On Friday I relayed the news of the contract offers given by the Pirates to Freddy Sanchez and Jack Wilson. When I did, I said "I can't recall an instance of Pirates' GM Neal Huntington playing games with players." Well, here's an instance of it:
The Pirates yesterday pulled back their contract extension offers to Jack Wilson and Freddy Sanchez and, though they remain open to new negotiations, there was no indication any are forthcoming. "That time has come and gone," general manager Neal Huntington said of the offers' lifespan. "They feel like we're awfully light both in years and dollars. In our minds, the conversations are at a standstill . . . Typically, in a negotiation, you get a counter-offer. That's how conversations continue. We've not gotten that to this point."
I love how Huntington is trying to make Wilson and Sanchez sound like the bad guys here. But listen to Wilson: "Answer me this: How can we respond with counter-offers when we were told that those were take-it-or-leave-it offers? How do you counter that?" And then listen to Huntington again:
"A year ago, I was an idiot for extending Freddy for $6 million. And now, I'm an idiot for not being willing to give him a heck of a lot more than that. In Jack's case, he has played terrific defense for us, maybe the best of his career. But this is the fourth of five years that he's been a below-average league bat for his position. So, we've got to be realistic in our evaluations."
Except that, according to the wire reports, he wasn't offering "a heck of a lot more than that":
Sanchez was offered $10 million over two seasons, a deal contingent upon him shelving the $8.4 million he will be owed in 2010 if he makes 600 plate appearances this season. Wilson, the most tenured Pirates player with nine seasons in uniform, was offered $8 million over two years - or less than his club option of $8.4 million for next season alone.
To sum up: Sanchez was given an option by Neal Huntington that rewarded good consistent play, and he has delivered it. The new offer he was given, however, takes that away and stands to pay him far less than he can expect to get over the next two years regardless. Wilson is also being asked to drop his option and take a pay cut, all while being bad-mouthed by his boss. Neither of the offers ever stood a chance of being accepted and Huntington had to know it.
Not that they're necessarily terrible offers on some objective level. In fact, they probably represent decent approximations of each players' value going forward. The problem, though, isn't the offers themselves. It's the way in which they were communicated: publicly, and in such a way as to put Sanchez and Wilson on the spot and to make them sound like bad guys when they were rejected.
A GM in Huntington's position sometimes has to make unpopular moves, such as parting with popular players like Sanchez and Wilson.

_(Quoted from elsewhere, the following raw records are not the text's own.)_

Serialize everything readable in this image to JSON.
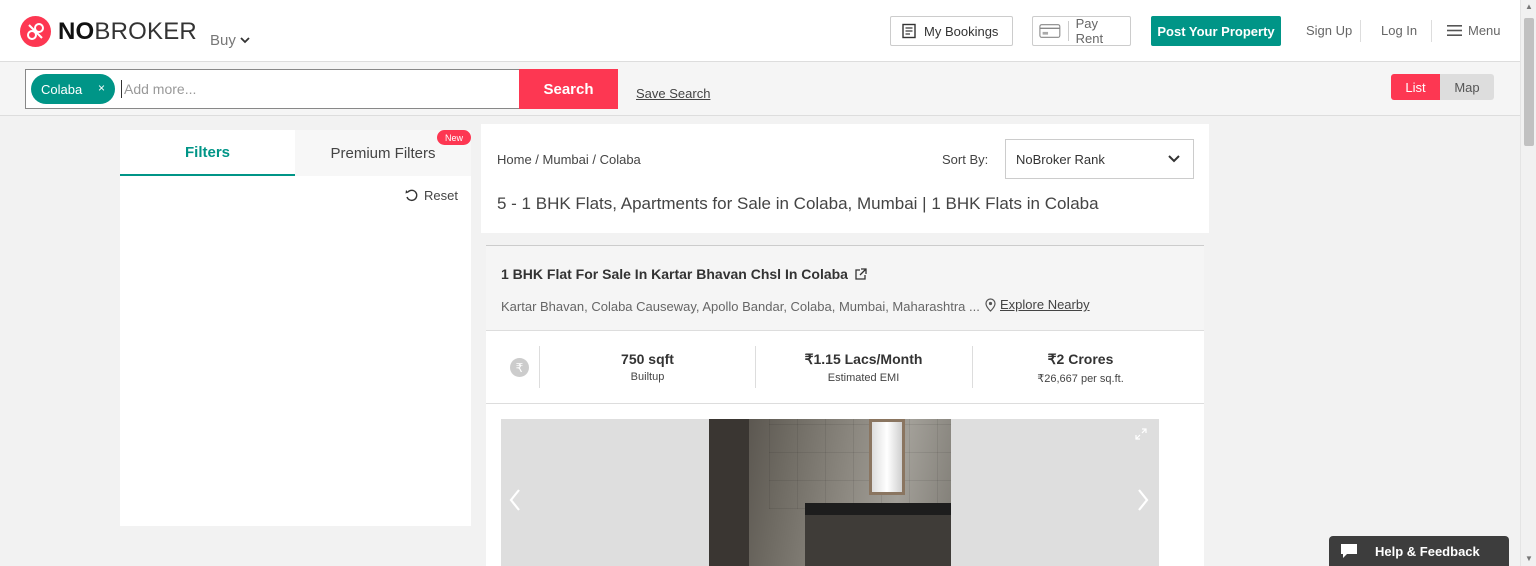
{
  "header": {
    "logo_bold": "NO",
    "logo_light": "BROKER",
    "buy_label": "Buy",
    "my_bookings": "My Bookings",
    "pay_rent": "Pay Rent",
    "post_property": "Post Your Property",
    "sign_up": "Sign Up",
    "log_in": "Log In",
    "menu": "Menu"
  },
  "search": {
    "chip_label": "Colaba",
    "chip_close": "×",
    "placeholder": "Add more...",
    "button": "Search",
    "save_search": "Save Search"
  },
  "view_toggle": {
    "list": "List",
    "map": "Map",
    "active": "List"
  },
  "filters": {
    "tab_filters": "Filters",
    "tab_premium": "Premium Filters",
    "new_badge": "New",
    "reset": "Reset"
  },
  "results": {
    "breadcrumb": "Home  / Mumbai / Colaba",
    "sort_label": "Sort By:",
    "sort_value": "NoBroker Rank",
    "title": "5 - 1 BHK Flats, Apartments for Sale in Colaba, Mumbai | 1 BHK Flats in Colaba"
  },
  "listing": {
    "title": "1 BHK Flat For Sale In Kartar Bhavan Chsl In Colaba",
    "address": "Kartar Bhavan, Colaba Causeway, Apollo Bandar, Colaba, Mumbai, Maharashtra ...",
    "explore": "Explore Nearby",
    "rupee_symbol": "₹",
    "stats": [
      {
        "value": "750 sqft",
        "label": "Builtup"
      },
      {
        "value": "₹1.15 Lacs/Month",
        "label": "Estimated EMI"
      },
      {
        "value": "₹2 Crores",
        "label": "₹26,667 per sq.ft."
      }
    ]
  },
  "help": {
    "label": "Help & Feedback"
  },
  "colors": {
    "brand_red": "#fd3752",
    "brand_teal": "#009587"
  }
}
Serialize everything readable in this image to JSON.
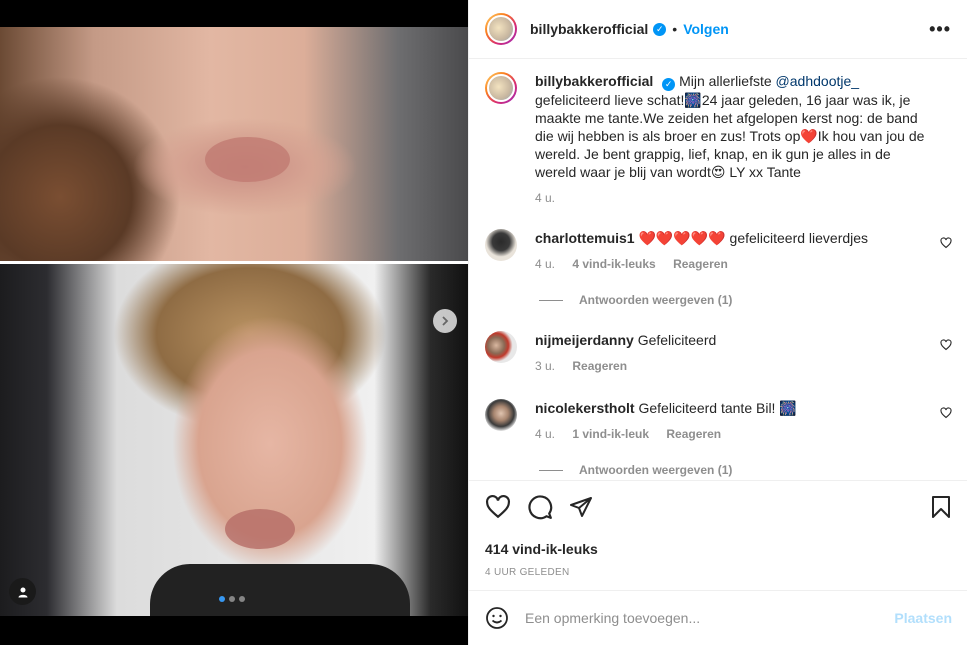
{
  "post": {
    "username": "billybakkerofficial",
    "follow_label": "Volgen",
    "separator": "•",
    "more_label": "•••",
    "caption": {
      "text_1": "Mijn allerliefste ",
      "mention": "@adhdootje_",
      "text_2": " gefeliciteerd lieve schat!🎆24 jaar geleden, 16 jaar was ik, je maakte me tante.We zeiden het afgelopen kerst nog: de band die wij hebben is als broer en zus! Trots op❤️Ik hou van jou de wereld. Je bent grappig, lief, knap, en ik gun je alles in de wereld waar je blij van wordt😍 LY xx Tante",
      "time": "4 u."
    },
    "comments": [
      {
        "username": "charlottemuis1",
        "text": "❤️❤️❤️❤️❤️ gefeliciteerd lieverdjes",
        "time": "4 u.",
        "likes": "4 vind-ik-leuks",
        "reply": "Reageren",
        "view_replies": "Antwoorden weergeven (1)"
      },
      {
        "username": "nijmeijerdanny",
        "text": "Gefeliciteerd",
        "time": "3 u.",
        "reply": "Reageren"
      },
      {
        "username": "nicolekerstholt",
        "text": "Gefeliciteerd tante Bil! 🎆",
        "time": "4 u.",
        "likes": "1 vind-ik-leuk",
        "reply": "Reageren",
        "view_replies": "Antwoorden weergeven (1)"
      }
    ],
    "like_count": "414 vind-ik-leuks",
    "posted_time": "4 UUR GELEDEN",
    "add_comment": {
      "placeholder": "Een opmerking toevoegen...",
      "post_label": "Plaatsen"
    },
    "carousel": {
      "count": 3,
      "active": 0
    }
  },
  "colors": {
    "accent": "#0095f6",
    "link": "#00376b",
    "muted": "#8e8e8e",
    "post_disabled": "#b2dffc"
  }
}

He should have the guts to simply do so, however, rather than make a big phony show of wanting to keep them in an effort to win the P.R. game.